The design of 1.5-km southern section will start later this year before the City of Coquitlam begins to widen Pipeline Road, from David Avenue to Guildford Way, as part of a municipal area upgrade.
Last January, Metro's water committee awarded a $15.7-million US contract for the supply and delivery of the southern section of the steel pipe. The Washington-based Northwest Pipe Company won the bid, and the pipe will be built at the company’s southern California facility.
Currently Coquitlam Lake supplies 33 per cent of the region’s drinking water.
Information about the Coquitlam Main No. 4 project is available via Metro Vancouver's community liaison at 604-432-6200 (Monday to Friday, 8 a.m. to 4:30 p.m.).
Meanwhile, the water committee, which includes Coquitlam Coun. Craig Hodge, heard this week about climate impacts on the region’s water supply areas: Capilano, Seymour and Coquitlam.
The June 2021 heatwave and the 2022 fall drought highlighted the need for environmental monitoring, as well as accurate weather and water supply forecasts, the Metro report reads.
The Coquitlam Glacier — the last in the region’s water supply areas, but not a significant source of drinking water — has shrunk 20 per cent since 2014 and lost an average depth of more than 10 m due to rising air temperatures, longer snow-free seasons and ash deposits from wildfire smoke, such as at Minnekhada Regional Park last October.

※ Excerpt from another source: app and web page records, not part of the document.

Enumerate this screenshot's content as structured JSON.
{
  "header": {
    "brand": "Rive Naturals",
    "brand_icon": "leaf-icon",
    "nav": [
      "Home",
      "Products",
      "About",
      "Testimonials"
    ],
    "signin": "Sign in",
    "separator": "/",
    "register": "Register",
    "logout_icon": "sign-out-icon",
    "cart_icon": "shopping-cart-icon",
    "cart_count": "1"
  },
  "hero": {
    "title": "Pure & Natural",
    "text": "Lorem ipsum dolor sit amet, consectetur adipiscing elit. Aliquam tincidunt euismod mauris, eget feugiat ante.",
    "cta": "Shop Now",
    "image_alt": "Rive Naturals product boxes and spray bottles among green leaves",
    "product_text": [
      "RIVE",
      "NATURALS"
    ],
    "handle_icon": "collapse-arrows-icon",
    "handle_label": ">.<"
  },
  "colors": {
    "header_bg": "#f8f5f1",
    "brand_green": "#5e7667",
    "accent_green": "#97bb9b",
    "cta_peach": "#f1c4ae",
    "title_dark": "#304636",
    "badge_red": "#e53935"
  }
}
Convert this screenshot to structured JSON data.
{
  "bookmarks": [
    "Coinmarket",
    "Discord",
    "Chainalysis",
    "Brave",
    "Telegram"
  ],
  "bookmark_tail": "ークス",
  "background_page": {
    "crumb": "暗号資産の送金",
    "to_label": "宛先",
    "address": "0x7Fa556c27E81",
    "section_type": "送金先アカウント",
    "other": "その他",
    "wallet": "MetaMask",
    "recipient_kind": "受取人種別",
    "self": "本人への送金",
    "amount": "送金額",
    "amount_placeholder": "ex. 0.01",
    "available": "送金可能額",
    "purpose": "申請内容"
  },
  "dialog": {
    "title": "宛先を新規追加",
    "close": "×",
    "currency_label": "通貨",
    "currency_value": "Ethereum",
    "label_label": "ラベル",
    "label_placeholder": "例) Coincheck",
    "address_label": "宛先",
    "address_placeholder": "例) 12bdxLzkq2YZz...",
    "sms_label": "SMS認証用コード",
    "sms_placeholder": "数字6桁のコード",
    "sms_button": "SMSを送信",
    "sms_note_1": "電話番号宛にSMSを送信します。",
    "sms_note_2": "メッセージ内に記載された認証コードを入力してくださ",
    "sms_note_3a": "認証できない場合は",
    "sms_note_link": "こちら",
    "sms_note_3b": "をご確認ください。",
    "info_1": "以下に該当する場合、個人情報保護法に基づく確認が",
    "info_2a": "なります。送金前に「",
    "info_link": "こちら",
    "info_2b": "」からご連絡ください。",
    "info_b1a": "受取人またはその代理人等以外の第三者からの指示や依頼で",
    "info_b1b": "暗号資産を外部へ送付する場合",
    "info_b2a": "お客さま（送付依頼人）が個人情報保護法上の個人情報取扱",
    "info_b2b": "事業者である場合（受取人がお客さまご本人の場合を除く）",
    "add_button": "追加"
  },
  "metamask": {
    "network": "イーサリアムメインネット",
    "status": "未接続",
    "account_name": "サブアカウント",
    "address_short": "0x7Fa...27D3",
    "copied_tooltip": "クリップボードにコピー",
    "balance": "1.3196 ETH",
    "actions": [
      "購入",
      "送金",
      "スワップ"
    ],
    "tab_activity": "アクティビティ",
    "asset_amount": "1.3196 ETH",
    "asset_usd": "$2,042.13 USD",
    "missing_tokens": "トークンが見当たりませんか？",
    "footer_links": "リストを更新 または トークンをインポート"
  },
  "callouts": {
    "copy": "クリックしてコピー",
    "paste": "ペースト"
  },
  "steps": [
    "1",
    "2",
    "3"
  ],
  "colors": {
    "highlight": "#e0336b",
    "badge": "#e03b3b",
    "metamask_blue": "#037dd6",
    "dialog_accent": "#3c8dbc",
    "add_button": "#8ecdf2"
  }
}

“As glaciers get smaller their melt rate tends to increase; however, the Coquitlam Glacier has seen a five-fold increase in melt rates since 2018, which is much greater than normal. This glacier will likely disappear completely within the next 20 to 30 years,” the Metro committee report reads.